-------- Dataset records --------

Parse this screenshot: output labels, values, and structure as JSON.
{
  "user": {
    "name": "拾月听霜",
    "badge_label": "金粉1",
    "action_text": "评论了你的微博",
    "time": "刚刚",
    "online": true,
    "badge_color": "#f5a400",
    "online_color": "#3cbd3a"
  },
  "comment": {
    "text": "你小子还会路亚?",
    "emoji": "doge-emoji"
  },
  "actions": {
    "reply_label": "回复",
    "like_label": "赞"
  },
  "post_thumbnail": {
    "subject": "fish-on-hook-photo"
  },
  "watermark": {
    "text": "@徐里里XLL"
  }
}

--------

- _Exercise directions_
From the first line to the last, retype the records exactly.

- _Answer to this exercise_
Parse this screenshot: output labels, values, and structure as JSON.
{
  "user": {
    "name": "拾月听霜",
    "badge_label": "金粉1",
    "action_text": "评论了你的微博",
    "time": "刚刚",
    "online": true,
    "badge_color": "#f5a400",
    "online_color": "#3cbd3a"
  },
  "comment": {
    "text": "你小子还会路亚?",
    "emoji": "doge-emoji"
  },
  "actions": {
    "reply_label": "回复",
    "like_label": "赞"
  },
  "post_thumbnail": {
    "subject": "fish-on-hook-photo"
  },
  "watermark": {
    "text": "@徐里里XLL"
  }
}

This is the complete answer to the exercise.